Work task: From the entries below, count the lines with "JSON". Write only the count.

[[ Excerpted data open ]]

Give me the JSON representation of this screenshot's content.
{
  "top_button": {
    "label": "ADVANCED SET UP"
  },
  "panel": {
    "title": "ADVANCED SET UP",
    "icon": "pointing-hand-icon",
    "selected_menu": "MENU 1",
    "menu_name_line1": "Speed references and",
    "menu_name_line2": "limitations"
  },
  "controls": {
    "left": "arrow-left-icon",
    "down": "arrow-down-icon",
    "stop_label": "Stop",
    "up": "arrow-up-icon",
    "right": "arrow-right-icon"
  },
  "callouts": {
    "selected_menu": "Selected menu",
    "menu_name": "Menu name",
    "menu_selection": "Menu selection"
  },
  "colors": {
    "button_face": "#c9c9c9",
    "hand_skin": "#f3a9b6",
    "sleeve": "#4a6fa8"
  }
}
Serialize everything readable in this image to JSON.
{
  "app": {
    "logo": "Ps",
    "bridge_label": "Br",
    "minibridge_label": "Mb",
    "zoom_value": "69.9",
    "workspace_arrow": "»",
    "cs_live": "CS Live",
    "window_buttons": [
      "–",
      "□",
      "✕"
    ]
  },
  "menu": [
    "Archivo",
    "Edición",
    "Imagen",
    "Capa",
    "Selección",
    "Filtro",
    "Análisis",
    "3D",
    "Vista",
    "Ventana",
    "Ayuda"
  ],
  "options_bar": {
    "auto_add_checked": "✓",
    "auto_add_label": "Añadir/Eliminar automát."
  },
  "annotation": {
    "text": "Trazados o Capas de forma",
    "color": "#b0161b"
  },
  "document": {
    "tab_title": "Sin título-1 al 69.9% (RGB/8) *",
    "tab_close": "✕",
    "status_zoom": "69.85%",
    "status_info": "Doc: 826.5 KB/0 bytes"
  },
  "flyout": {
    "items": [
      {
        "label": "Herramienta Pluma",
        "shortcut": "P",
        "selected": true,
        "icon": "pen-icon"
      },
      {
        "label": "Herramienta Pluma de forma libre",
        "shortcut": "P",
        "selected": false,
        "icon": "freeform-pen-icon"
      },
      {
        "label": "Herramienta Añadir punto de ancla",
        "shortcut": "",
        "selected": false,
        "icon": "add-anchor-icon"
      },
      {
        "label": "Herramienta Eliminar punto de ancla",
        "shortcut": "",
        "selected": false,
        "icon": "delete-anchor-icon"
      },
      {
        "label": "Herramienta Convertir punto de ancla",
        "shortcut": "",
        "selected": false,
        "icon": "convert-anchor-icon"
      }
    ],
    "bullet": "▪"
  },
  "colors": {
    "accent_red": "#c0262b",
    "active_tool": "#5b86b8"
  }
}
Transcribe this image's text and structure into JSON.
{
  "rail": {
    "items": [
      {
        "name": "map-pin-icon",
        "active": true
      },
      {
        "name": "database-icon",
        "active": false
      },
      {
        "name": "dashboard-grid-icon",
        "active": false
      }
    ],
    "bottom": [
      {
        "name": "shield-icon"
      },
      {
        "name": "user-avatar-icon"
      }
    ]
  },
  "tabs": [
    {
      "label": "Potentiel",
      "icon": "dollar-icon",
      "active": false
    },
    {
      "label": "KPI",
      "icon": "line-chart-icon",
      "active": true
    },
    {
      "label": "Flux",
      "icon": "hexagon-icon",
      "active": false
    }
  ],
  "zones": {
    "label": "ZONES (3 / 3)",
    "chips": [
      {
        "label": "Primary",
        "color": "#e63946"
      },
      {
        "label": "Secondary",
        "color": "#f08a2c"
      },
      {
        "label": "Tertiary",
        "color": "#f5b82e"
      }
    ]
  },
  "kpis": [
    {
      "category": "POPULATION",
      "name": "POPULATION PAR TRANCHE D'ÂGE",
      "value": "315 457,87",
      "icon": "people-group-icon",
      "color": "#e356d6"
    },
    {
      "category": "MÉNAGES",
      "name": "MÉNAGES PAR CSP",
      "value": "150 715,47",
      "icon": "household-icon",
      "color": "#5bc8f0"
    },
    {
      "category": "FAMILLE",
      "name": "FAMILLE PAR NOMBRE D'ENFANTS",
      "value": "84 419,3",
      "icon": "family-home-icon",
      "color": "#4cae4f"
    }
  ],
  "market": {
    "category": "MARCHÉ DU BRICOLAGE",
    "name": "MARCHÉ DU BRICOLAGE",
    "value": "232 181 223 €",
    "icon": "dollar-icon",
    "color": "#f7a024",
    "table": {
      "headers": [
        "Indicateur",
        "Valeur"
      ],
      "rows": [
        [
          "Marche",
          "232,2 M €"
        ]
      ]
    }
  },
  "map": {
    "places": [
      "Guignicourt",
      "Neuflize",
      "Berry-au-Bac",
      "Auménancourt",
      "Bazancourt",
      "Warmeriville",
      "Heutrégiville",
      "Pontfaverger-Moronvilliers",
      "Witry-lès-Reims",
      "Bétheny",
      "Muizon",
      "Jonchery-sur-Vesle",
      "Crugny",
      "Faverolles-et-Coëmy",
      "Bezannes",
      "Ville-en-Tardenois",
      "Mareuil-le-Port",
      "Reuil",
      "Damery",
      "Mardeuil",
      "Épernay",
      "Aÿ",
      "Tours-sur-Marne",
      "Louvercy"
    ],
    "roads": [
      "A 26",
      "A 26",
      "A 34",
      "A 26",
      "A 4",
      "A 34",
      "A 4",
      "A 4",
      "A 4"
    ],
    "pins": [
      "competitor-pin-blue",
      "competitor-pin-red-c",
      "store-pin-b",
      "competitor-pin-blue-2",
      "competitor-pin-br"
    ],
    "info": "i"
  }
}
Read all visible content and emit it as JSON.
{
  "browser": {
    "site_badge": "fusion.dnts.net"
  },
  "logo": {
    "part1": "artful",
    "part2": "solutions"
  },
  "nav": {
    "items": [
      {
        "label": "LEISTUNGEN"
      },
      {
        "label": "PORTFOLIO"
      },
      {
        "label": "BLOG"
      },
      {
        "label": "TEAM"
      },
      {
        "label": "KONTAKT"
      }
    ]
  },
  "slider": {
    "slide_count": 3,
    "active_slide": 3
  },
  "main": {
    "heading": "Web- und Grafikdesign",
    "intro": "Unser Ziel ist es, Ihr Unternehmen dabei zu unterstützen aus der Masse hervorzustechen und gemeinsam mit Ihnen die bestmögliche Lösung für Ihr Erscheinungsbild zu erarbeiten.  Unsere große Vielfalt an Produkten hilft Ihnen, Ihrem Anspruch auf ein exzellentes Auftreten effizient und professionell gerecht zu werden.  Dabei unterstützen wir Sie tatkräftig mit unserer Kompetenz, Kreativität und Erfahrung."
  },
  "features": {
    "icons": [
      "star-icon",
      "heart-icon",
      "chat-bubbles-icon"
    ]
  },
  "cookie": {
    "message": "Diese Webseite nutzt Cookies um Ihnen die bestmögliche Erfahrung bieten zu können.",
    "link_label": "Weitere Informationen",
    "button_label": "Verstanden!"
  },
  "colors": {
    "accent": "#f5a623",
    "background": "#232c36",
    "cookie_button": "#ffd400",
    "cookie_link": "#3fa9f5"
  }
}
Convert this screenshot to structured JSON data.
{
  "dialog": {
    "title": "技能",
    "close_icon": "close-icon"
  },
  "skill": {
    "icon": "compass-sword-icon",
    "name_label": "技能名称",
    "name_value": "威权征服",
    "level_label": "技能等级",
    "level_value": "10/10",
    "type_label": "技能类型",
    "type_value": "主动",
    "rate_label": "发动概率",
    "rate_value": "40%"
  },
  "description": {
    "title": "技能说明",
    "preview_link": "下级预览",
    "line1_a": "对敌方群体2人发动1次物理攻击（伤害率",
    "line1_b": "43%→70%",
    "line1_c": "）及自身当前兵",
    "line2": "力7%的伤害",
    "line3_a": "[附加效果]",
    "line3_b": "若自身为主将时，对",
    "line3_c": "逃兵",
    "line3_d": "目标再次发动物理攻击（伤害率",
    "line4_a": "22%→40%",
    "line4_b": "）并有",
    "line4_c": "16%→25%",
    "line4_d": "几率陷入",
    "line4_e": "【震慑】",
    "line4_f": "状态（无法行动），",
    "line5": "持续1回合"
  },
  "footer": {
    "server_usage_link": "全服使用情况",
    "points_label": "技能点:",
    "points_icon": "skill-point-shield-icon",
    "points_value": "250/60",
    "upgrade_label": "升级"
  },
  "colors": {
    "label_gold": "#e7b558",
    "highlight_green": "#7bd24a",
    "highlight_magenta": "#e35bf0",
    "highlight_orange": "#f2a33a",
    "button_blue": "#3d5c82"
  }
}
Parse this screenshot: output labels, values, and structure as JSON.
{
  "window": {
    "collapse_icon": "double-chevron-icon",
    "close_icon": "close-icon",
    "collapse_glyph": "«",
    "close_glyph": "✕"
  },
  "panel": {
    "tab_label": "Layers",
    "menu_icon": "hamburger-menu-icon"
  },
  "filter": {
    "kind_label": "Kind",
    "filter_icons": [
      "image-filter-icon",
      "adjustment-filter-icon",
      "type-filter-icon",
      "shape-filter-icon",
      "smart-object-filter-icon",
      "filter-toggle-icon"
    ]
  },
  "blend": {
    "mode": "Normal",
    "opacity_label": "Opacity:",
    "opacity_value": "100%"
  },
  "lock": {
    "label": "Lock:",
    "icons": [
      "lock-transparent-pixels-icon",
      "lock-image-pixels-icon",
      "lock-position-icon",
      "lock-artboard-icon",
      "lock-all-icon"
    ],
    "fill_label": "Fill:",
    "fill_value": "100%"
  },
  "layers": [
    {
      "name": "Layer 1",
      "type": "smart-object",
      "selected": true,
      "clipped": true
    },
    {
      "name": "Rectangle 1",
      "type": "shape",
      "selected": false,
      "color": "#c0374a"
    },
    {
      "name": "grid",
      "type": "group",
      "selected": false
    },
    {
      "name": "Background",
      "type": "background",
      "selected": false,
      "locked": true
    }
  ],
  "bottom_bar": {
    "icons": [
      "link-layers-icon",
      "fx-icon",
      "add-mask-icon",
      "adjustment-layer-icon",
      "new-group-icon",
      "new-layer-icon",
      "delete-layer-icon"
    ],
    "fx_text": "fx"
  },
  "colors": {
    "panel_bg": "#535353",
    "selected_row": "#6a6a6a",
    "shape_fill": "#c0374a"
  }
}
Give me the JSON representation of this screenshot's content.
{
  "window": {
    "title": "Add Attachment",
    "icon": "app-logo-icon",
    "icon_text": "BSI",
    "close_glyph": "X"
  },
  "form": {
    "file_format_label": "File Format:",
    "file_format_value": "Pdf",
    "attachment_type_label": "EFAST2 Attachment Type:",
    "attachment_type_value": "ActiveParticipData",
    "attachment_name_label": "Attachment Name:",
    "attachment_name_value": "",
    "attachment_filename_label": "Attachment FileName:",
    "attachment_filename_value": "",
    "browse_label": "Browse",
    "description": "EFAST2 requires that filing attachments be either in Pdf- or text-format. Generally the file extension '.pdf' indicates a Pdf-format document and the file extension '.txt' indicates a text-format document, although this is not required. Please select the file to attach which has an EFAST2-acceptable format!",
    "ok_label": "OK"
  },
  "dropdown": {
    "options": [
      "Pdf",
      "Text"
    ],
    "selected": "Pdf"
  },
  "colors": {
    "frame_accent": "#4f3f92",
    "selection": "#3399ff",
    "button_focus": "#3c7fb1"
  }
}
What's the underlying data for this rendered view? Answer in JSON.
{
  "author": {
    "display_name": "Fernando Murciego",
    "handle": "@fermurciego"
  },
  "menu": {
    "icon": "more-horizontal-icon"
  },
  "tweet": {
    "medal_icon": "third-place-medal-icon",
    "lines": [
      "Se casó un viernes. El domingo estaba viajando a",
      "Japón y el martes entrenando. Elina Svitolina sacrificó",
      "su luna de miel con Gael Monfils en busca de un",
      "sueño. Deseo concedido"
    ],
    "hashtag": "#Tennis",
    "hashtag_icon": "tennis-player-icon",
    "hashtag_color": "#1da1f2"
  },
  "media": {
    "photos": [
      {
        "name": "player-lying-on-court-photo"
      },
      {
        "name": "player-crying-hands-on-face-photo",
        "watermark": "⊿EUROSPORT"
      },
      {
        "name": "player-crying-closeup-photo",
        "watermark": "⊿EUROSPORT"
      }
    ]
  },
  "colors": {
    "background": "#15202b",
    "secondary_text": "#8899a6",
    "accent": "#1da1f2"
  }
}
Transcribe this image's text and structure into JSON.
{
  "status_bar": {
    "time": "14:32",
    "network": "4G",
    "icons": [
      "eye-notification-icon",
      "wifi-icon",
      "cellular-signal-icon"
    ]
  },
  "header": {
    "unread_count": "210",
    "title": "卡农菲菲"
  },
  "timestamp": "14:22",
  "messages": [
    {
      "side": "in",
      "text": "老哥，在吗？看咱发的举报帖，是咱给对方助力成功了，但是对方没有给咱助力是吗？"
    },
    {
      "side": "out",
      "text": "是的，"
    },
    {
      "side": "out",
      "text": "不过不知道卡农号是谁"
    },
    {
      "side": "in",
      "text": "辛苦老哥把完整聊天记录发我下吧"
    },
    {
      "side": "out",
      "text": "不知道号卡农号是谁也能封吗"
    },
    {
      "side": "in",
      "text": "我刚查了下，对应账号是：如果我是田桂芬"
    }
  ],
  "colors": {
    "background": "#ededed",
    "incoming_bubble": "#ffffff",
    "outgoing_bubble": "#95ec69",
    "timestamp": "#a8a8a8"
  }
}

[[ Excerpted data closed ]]

Exercise result: 9